Hugh Winig

The mythology of E. Pluribus Unum that most people in our age group were taught while growing up turns out to have been just that — mythology. We were taught that “George Washington never told a lie”, that the sin of slavery was resolved by the Civil War, and the horrific efforts to try to exterminate Native peoples had long ago been resolved.

Back in 1950s, America had survived the Great Depression and had been victorious in World War II and was thriving as “the land of the free and the home of the brave.”  Schoolchildren like me recited the Pledge of Allegiance every day at the start of classes. And as best I can remember, no one questioned anyone’s patriotism or commitment to our near-perfect “united” states.

Then there was the Civil Rights movement of the 1960s including the attempt to integrate the schools in Mississippi. The 1960s also saw the assassinations of JFK, MLK, and RFK, all civil rights proponents, as well as the ascendency of the third-party candidate for president, arch-segregationist George Wallace. In 1968, he won 46 electoral votes, 5 states, and about 16% of the votes nationwide.

Our country has always been divided. But the mythology of it being “united” finally fell completely apart in the past few years after things seemed to have been moving in the right direction under the leadership of Barack Obama, our first Black President, whose administration pulled the country out of a severe recession. But the part of our society which was not yet “united” reacted poorly to a Black man’s successful administration, and they helped elect a white nationalist to replace him who acted in corrupt and authoritarian ways. This culminated in the near loss of our democratic system of government with an attempted insurrection at the Capitol Building related to the election of a new president to replace the white nationalist one.

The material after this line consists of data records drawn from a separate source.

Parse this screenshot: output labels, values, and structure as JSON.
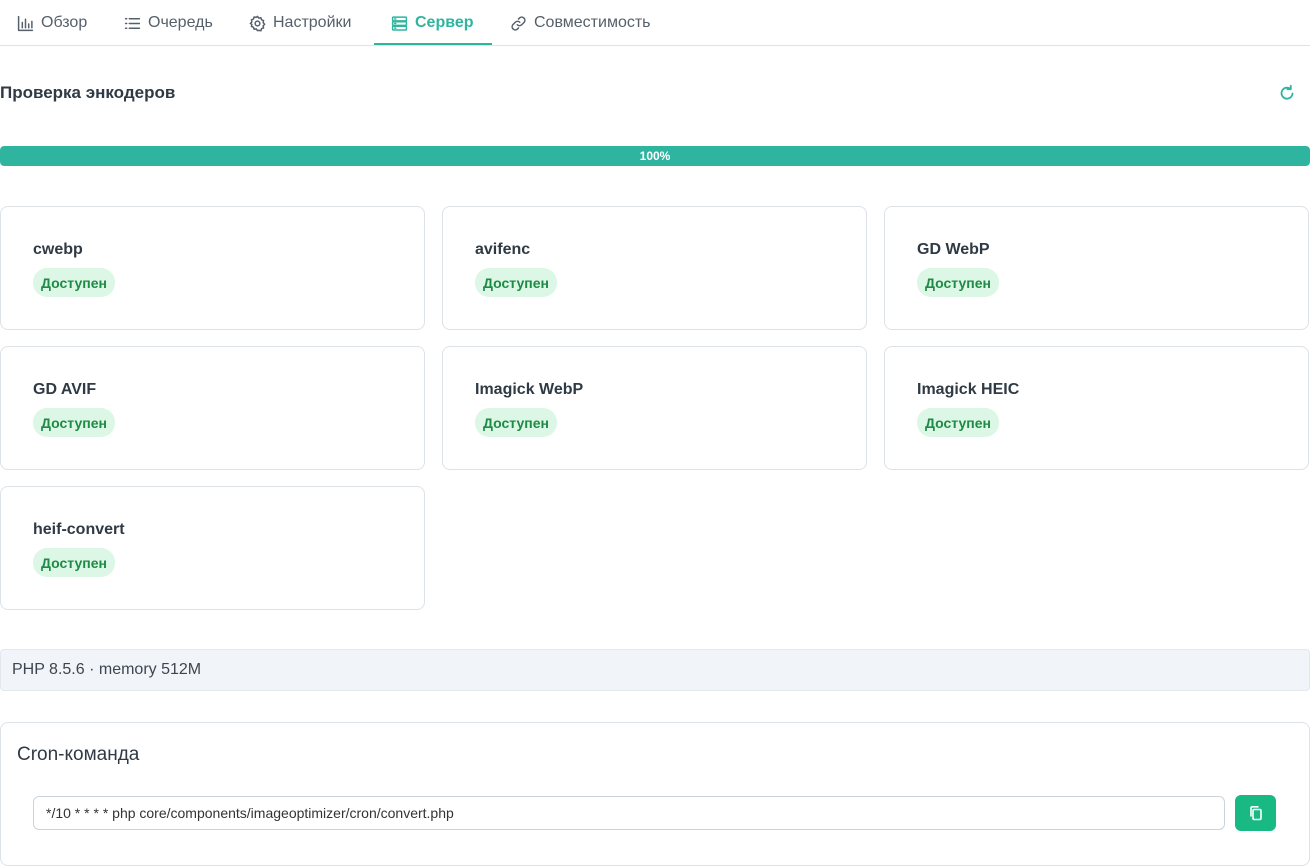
{
  "tabs": [
    {
      "label": "Обзор",
      "icon": "bar-chart-icon"
    },
    {
      "label": "Очередь",
      "icon": "list-icon"
    },
    {
      "label": "Настройки",
      "icon": "gear-icon"
    },
    {
      "label": "Сервер",
      "icon": "server-icon",
      "active": true
    },
    {
      "label": "Совместимость",
      "icon": "link-icon"
    }
  ],
  "section": {
    "title": "Проверка энкодеров",
    "refresh_icon": "refresh-icon"
  },
  "progress": {
    "value": 100,
    "label": "100%",
    "color": "#2fb59f"
  },
  "encoders": [
    {
      "name": "cwebp",
      "status": "Доступен"
    },
    {
      "name": "avifenc",
      "status": "Доступен"
    },
    {
      "name": "GD WebP",
      "status": "Доступен"
    },
    {
      "name": "GD AVIF",
      "status": "Доступен"
    },
    {
      "name": "Imagick WebP",
      "status": "Доступен"
    },
    {
      "name": "Imagick HEIC",
      "status": "Доступен"
    },
    {
      "name": "heif-convert",
      "status": "Доступен"
    }
  ],
  "php_info": "PHP 8.5.6 · memory 512M",
  "cron": {
    "title": "Cron-команда",
    "command": "*/10 * * * * php core/components/imageoptimizer/cron/convert.php",
    "copy_icon": "copy-icon"
  },
  "colors": {
    "accent": "#2fb59f",
    "badge_bg": "#dcf7e6",
    "badge_text": "#1f8a45",
    "copy_button": "#19b984"
  }
}
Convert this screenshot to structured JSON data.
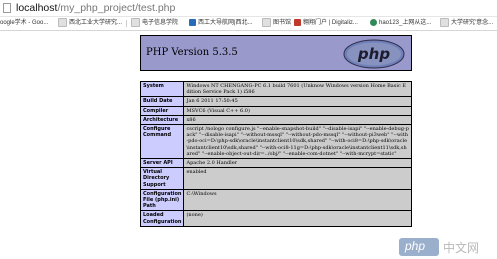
{
  "address_bar": {
    "host": "localhost",
    "path": "/my_php_project/test.php"
  },
  "bookmarks": [
    {
      "label": "oogle学术 - Goo...",
      "icon": "google-icon",
      "color": "#4a7bd0"
    },
    {
      "label": "西北工业大学研究...",
      "icon": "page-icon",
      "color": "#d8d8d8"
    },
    {
      "label": "电子信息学院",
      "icon": "page-icon",
      "color": "#d8d8d8"
    },
    {
      "label": "西工大导航网|西北...",
      "icon": "site-icon",
      "color": "#2a6bb8"
    },
    {
      "label": "图书馆",
      "icon": "page-icon",
      "color": "#d8d8d8"
    },
    {
      "label": "翱翔门户 | Digitaliz...",
      "icon": "portal-icon",
      "color": "#c0392b"
    },
    {
      "label": "hao123_上网从这...",
      "icon": "hao123-icon",
      "color": "#2e8b57"
    },
    {
      "label": "大学研究'意念...",
      "icon": "page-icon",
      "color": "#d8d8d8"
    }
  ],
  "phpinfo": {
    "title": "PHP Version 5.3.5",
    "logo_text": "php",
    "rows": [
      {
        "key": "System",
        "value": "Windows NT CHENGANG-PC 6.1 build 7601 (Unknow Windows version Home Basic Edition Service Pack 1) i586"
      },
      {
        "key": "Build Date",
        "value": "Jan 6 2011 17:50:45"
      },
      {
        "key": "Compiler",
        "value": "MSVC6 (Visual C++ 6.0)"
      },
      {
        "key": "Architecture",
        "value": "x86"
      },
      {
        "key": "Configure Command",
        "value": "cscript /nologo configure.js \"--enable-snapshot-build\" \"--disable-isapi\" \"--enable-debug-pack\" \"--disable-isapi\" \"--without-mssql\" \"--without-pdo-mssql\" \"--without-pi3web\" \"--with-pdo-oci=D:\\php-sdk\\oracle\\instantclient10\\sdk,shared\" \"--with-oci8=D:\\php-sdk\\oracle\\instantclient10\\sdk,shared\" \"--with-oci8-11g=D:\\php-sdk\\oracle\\instantclient11\\sdk,shared\" \"--enable-object-out-dir=../obj/\" \"--enable-com-dotnet\" \"--with-mcrypt=static\""
      },
      {
        "key": "Server API",
        "value": "Apache 2.0 Handler"
      },
      {
        "key": "Virtual Directory Support",
        "value": "enabled"
      },
      {
        "key": "Configuration File (php.ini) Path",
        "value": "C:\\Windows"
      },
      {
        "key": "Loaded Configuration",
        "value": "(none)"
      }
    ]
  },
  "watermark": {
    "badge": "php",
    "text": "中文网"
  }
}
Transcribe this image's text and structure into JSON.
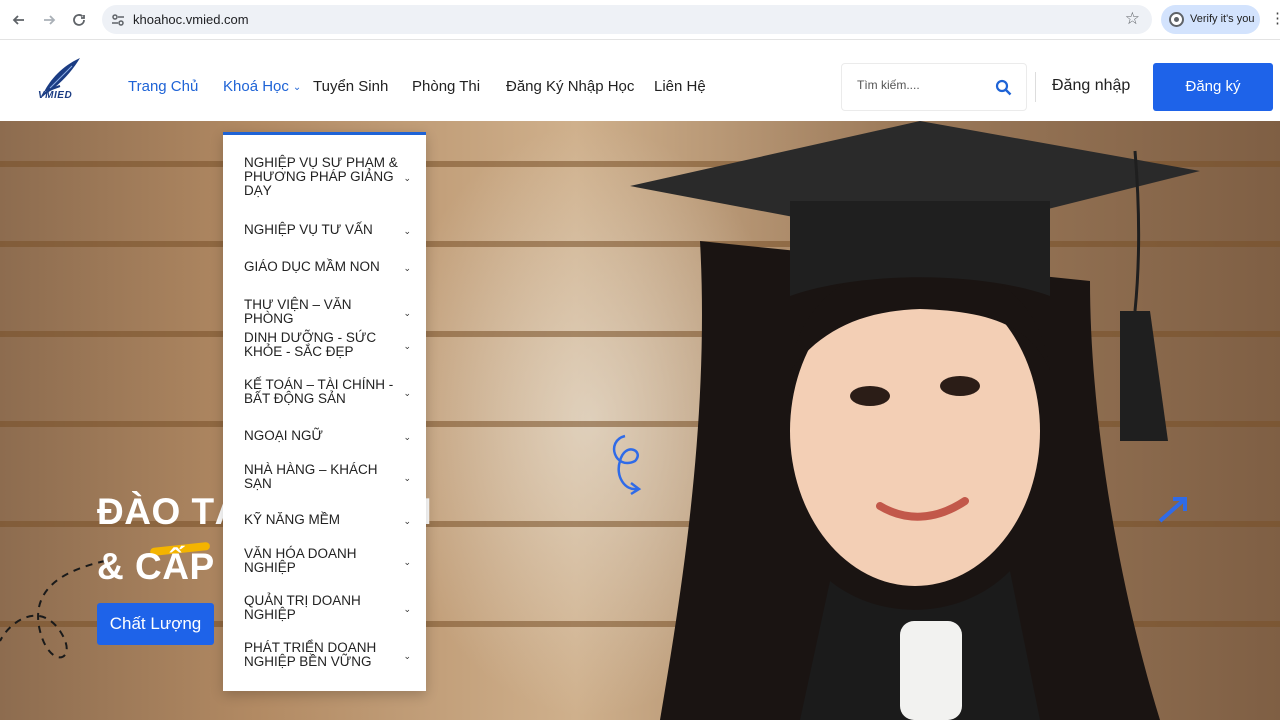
{
  "browser": {
    "url": "khoahoc.vmied.com",
    "verify_label": "Verify it's you"
  },
  "site": {
    "logo_text": "VMIED",
    "menu": [
      {
        "label": "Trang Chủ"
      },
      {
        "label": "Khoá Học"
      },
      {
        "label": "Tuyển Sinh"
      },
      {
        "label": "Phòng Thi"
      },
      {
        "label": "Đăng Ký Nhập Học"
      },
      {
        "label": "Liên Hệ"
      }
    ],
    "search_placeholder": "Tìm kiếm....",
    "login_label": "Đăng nhập",
    "register_label": "Đăng ký"
  },
  "hero": {
    "line1": "ĐÀO TẠ",
    "line1_tail": "N",
    "line2": "& CẤP C",
    "button_label": "Chất Lượng"
  },
  "dropdown": {
    "items": [
      {
        "label": "NGHIỆP VỤ SƯ PHẠM & PHƯƠNG PHÁP GIẢNG DẠY"
      },
      {
        "label": "NGHIỆP VỤ TƯ VẤN"
      },
      {
        "label": "GIÁO DỤC MẦM NON"
      },
      {
        "label": "THƯ VIỆN – VĂN PHÒNG"
      },
      {
        "label": "DINH DƯỠNG - SỨC KHỎE - SẮC ĐẸP"
      },
      {
        "label": "KẾ TOÁN – TÀI CHÍNH - BẤT ĐỘNG SẢN"
      },
      {
        "label": "NGOẠI NGỮ"
      },
      {
        "label": "NHÀ HÀNG – KHÁCH SẠN"
      },
      {
        "label": "KỸ NĂNG MỀM"
      },
      {
        "label": "VĂN HÓA DOANH NGHIỆP"
      },
      {
        "label": "QUẢN TRỊ DOANH NGHIỆP"
      },
      {
        "label": "PHÁT TRIỂN DOANH NGHIỆP BỀN VỮNG"
      }
    ]
  },
  "colors": {
    "accent": "#1e63e9",
    "active_menu": "#1e63d6"
  }
}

The few years before the 2020 election were increasingly tense with Civil Rights activists seeking greater social justice. This included the rise of the Black Lives Matter movement. These events further divided the country as voter sentiments on both sides of the divide solidified, and many voters even rejected the reality of the results of the decisive 2020 election.

Another stark reality is that Congress is now engaged in debate about the need for better security for the Capitol Building itself and how to best safeguard its members after the mob assault in January, which was committed exclusively by US citizens. Thus, the current threat of terrorism against the United States Government may now be greater domestically than from foreign adversaries, making the struggle for unity even more difficult to manage.

Paradoxically, if not for the catastrophic impact of a once-in-a-century pandemic, our democracy might have been lost. The immediate past election might have been won by the past incumbent because the pandemic changed voting rules eliminating much pre-existing voter suppression. And the economy collapsed under the mismanagement and impact of the pandemic.

There is hope that eventually there will be a truly democratic and unified United States of America in our future because the trends toward greater rights for women, minorities, and the disadvantaged are each a work in progress and moving in the right direction. But it is up to each of us to advocate for those human rights if we expect E. Pluribus Unum to prevail in the future and not just be mythology.

Longtime OLLI member and volunteer Hugh Winig, MD is a retired psychiatrist and is the author of a book of short stories and a book of humanistic aphorisms. He was a founding Trustee of the Lafayette Library and Learning Center and a past President of the East Bay Psychiatric Association.